I can say I feel your pain. I dealt with epididymitis for about a year. It was a real trying time finding a way to get rid of it. I was even more frustrated that the symptoms came about during a month when I wasn't even riding. I went through one doctor that put me on antibiotics and some anti-inflammatories for about eight months with no real success. I was also drinking gallons of cranberry juice.
I switched doctors and finally had some luck. He just had me take naproxin (sp?) which is the prescription brand of Aleve. You can just take two Aleve instead of one naproxin. It seemed that a steady dose of these for about two months cleared my problems up and now I'm riding again with no symptoms. I think anti-inflammatories are a big help. All the research I did on this aliment seemed to say that doctors don't know exactly why it happens or the best way to get rid of it.
As for your question of how long off the bike, it may be awhile. Even after my symptoms cleared up I stayed on the Aleve for another few weeks since I had a few reoccurrence when I tried to get back on the bike to soon. I actually went out and bought a recumbent because I was off the bicycle for so long.

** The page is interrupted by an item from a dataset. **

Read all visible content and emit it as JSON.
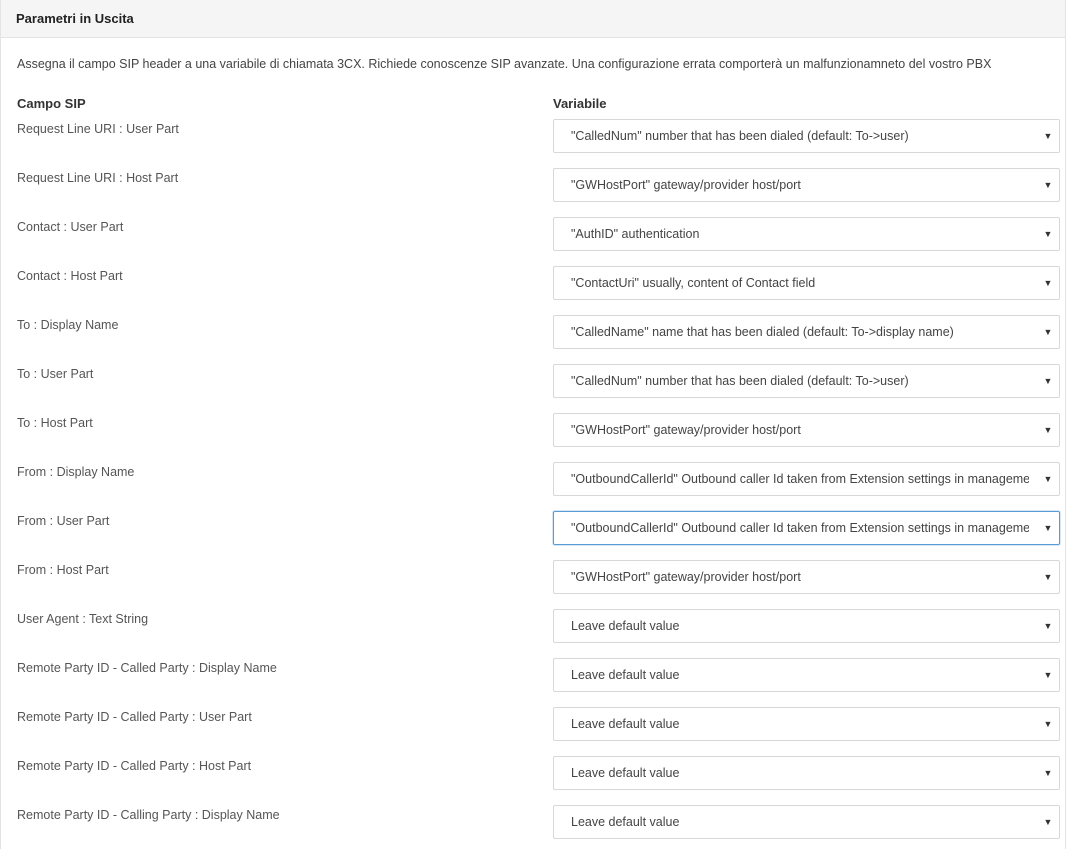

Now it's for sale on bentrideronline.com. I'm hoping I won't have to deal with epididymitis again. Once you find out what works for you, post it. I'm sure we're not the only ones who have had to deal with this.
Epididymitis and cycling #7
I put an old 1983 Specialized Stumpjumper on a trainer and found that being in an upright position did not cause further irritation. I was able to get back on my road bike in a few weeks. You might also try lowering the height of your saddle and switching to one with a cutout.
Epididymitis and cycling #8
Had this about a year ago (in winter). Went on antibiotics. Was off the bike for no more than 4-5 days. Hasn't recurred since.
Epididymitis and cycling #9
I have had many incidences of epididymitis over the last 8 years or basically when I started bike riding. Problems usually occurring within the first month of riding for each new year. What helped to reduce the incidences of this was a good seat and good quality shorts. My bike is equipped with the Specialized Body Geometry seat (split type) and I wear Assos shorts. This worked to help curb my problems.
Recent letters pages